Bridgette's research speciality is in the area of indigenous evaluation research. She has lead, been a team member, and/or supervised evaluations in the general area of indigenous social well-being.
Project research areas include: family violence; intimate partner relationships; women’s and children’s health; tobacco, alcohol, drug, use and reduction; positive learning environments (primary, secondary and tertiary institutions); cultural competency and evaluation training.
She has worked with different types of agencies from: Private, Public and not-for-Profit sectors.
This summer internship joins and contributes to a research project on Māori whānau experience of Hospital Transfers by being involved and undertaking literature review, in depth analysis of interview data and considering and reflecting on their research and the research impact and contribution.

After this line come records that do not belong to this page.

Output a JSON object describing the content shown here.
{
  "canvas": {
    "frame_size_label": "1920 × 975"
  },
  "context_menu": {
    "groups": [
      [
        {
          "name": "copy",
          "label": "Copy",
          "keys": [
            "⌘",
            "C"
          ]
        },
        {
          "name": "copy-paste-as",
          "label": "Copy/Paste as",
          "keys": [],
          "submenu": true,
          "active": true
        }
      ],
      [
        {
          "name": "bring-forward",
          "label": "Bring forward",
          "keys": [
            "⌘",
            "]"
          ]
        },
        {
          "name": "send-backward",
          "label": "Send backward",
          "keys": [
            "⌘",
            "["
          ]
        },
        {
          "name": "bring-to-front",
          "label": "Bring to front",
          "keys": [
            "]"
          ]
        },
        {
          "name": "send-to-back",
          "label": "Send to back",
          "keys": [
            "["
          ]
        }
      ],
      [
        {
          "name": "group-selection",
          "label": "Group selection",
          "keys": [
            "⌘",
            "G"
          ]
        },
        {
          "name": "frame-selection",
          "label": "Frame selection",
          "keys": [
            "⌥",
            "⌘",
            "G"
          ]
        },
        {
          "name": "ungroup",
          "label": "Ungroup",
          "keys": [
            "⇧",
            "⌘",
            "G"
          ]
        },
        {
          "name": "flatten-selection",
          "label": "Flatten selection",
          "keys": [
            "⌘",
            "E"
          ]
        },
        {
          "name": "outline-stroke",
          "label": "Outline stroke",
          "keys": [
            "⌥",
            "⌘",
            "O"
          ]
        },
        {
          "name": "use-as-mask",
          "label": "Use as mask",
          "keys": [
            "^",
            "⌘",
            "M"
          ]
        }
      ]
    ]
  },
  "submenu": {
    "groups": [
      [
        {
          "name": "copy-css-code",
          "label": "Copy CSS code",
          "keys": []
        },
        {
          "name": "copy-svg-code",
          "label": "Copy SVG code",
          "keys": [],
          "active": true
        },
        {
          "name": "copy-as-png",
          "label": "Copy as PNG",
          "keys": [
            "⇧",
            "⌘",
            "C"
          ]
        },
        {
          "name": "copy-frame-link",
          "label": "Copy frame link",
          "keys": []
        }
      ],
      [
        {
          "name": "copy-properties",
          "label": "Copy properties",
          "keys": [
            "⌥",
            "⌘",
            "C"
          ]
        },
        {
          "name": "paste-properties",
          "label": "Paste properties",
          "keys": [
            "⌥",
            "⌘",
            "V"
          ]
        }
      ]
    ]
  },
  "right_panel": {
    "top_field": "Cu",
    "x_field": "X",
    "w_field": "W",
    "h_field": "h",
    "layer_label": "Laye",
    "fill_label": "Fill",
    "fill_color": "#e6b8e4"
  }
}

While all hospitalisations can be stressful for patients and their whānau, hospitalisations involving transfers away from home can be even more so and can present unique issues in terms of how whānau negotiate distance, unfamiliarity, active engagement and help-seeking. In this study, we are interested in better understanding how whānau facilitate support and remain actively engaged in the ‘care equation’ when a whānau member is transferred or hospitalised away from their home location.